The YYYY-MM-DD format (
%Y-%m-%d) is an internationally accepted, and standardized (ISO 8601) date format. The entire ISO 8601 system is based on big-endian ordering (greatest-to-least units) within the string, so… year, month, day, hour, minute, second. It makes a hell lot more sense than the American traditional MM/DD/YY format. So much so, in fact, that ANSI and the National Institute of Standards and Technology (NIST) have both adopted it. In some countries, like China, the traditional format in the language follows the same big-endianness: 2006年1月29日, which spells out 2006-01-29.
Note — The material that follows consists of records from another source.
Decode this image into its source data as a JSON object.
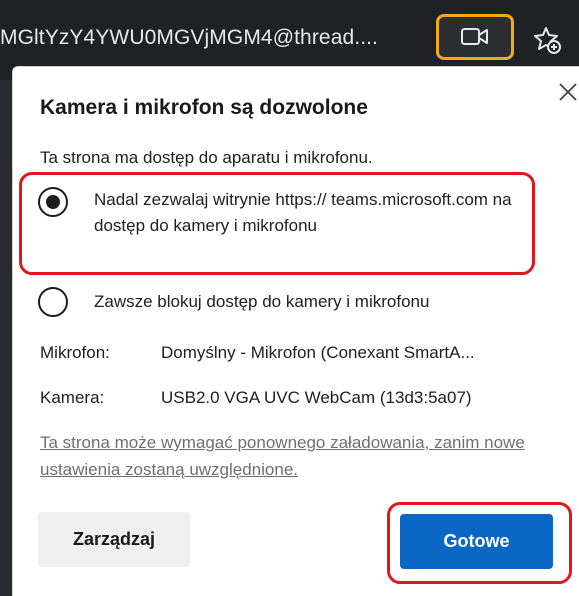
{
  "browser": {
    "url_text": "MGltYzY4YWU0MGVjMGM4@thread....",
    "camera_icon": "video-camera-icon",
    "favorite_icon": "star-add-icon"
  },
  "popup": {
    "title": "Kamera i mikrofon są dozwolone",
    "subtitle": "Ta strona ma dostęp do aparatu i mikrofonu.",
    "options": [
      {
        "label": "Nadal zezwalaj witrynie https:// teams.microsoft.com na dostęp do kamery i mikrofonu",
        "selected": true
      },
      {
        "label": "Zawsze blokuj dostęp do kamery i mikrofonu",
        "selected": false
      }
    ],
    "microphone": {
      "label": "Mikrofon:",
      "value": "Domyślny - Mikrofon (Conexant SmartA..."
    },
    "camera": {
      "label": "Kamera:",
      "value": "USB2.0 VGA UVC WebCam (13d3:5a07)"
    },
    "notice": "Ta strona może wymagać ponownego załadowania, zanim nowe ustawienia zostaną uwzględnione.",
    "manage_button": "Zarządzaj",
    "done_button": "Gotowe"
  },
  "colors": {
    "accent": "#0b67c4",
    "highlight_red": "#e0171c",
    "highlight_orange": "#f3a81c",
    "browser_bar": "#202124"
  }
}
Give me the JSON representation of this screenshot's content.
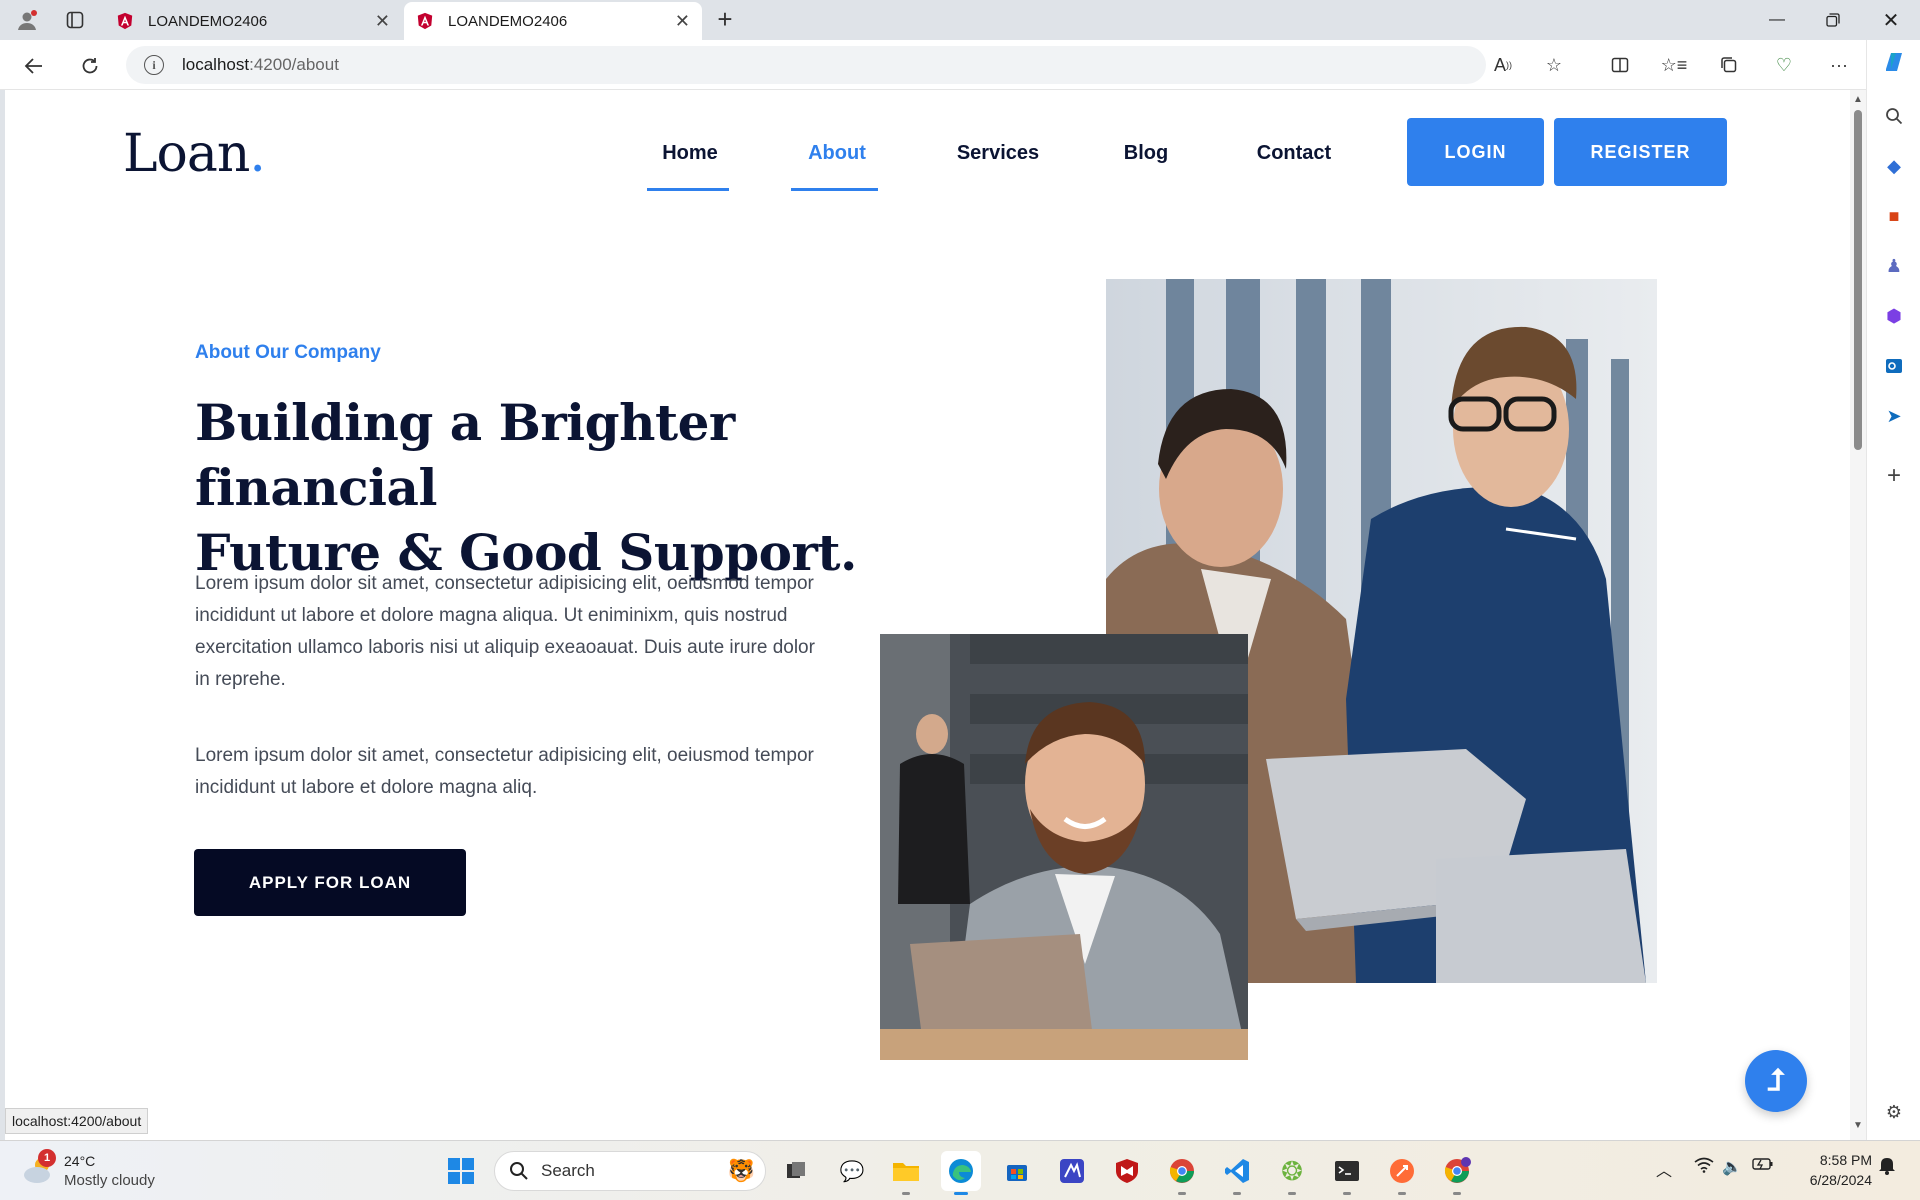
{
  "browser": {
    "tabs": [
      {
        "title": "LOANDEMO2406",
        "active": false
      },
      {
        "title": "LOANDEMO2406",
        "active": true
      }
    ],
    "url_host": "localhost",
    "url_path": ":4200/about",
    "status_url": "localhost:4200/about"
  },
  "site": {
    "logo_text": "Loan",
    "logo_dot": ".",
    "nav": {
      "home": "Home",
      "about": "About",
      "services": "Services",
      "blog": "Blog",
      "contact": "Contact",
      "active": "About"
    },
    "login_label": "LOGIN",
    "register_label": "REGISTER"
  },
  "hero": {
    "eyebrow": "About Our Company",
    "headline_line1": "Building a Brighter financial",
    "headline_line2": "Future & Good Support.",
    "paragraph1": "Lorem ipsum dolor sit amet, consectetur adipisicing elit, oeiusmod tempor incididunt ut labore et dolore magna aliqua. Ut eniminixm, quis nostrud exercitation ullamco laboris nisi ut aliquip exeaoauat. Duis aute irure dolor in reprehe.",
    "paragraph2": "Lorem ipsum dolor sit amet, consectetur adipisicing elit, oeiusmod tempor incididunt ut labore et dolore magna aliq.",
    "apply_label": "APPLY FOR LOAN"
  },
  "colors": {
    "accent": "#2f80ed",
    "navy": "#0b1433",
    "button_dark": "#050a24"
  },
  "taskbar": {
    "weather_badge": "1",
    "temperature": "24°C",
    "condition": "Mostly cloudy",
    "search_label": "Search",
    "time": "8:58 PM",
    "date": "6/28/2024"
  }
}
The advantage of this format isn’t just for programmers, where sorting dates and times requires no special logic (i.e.
2014-01-31 unambiguously precedes
2014-02-01, even if they were both written without delimiter symbols).
The format also eliminates any confusion between the fields. For instance, though colloquial American 11/12/13 should be interpreted as November 12, __13, it could just as easily pass for December 13, 2011. There is no room for confusion in 2013-11-12.
XKCD says it best:
Now, it’s understandable that maybe Google needs to recognize people’s different formats of entering dates in their colloquial formats, like MM/DD/YY. But there is no excuse not to recognize the YYYY-MM-DD format.
Even more so, because the date in my screenshot, 1995-09-24, has no possible misinterpretation. To any rational human being, there’s no way to think that this is the 9th day of the 24th month (!) of 1995.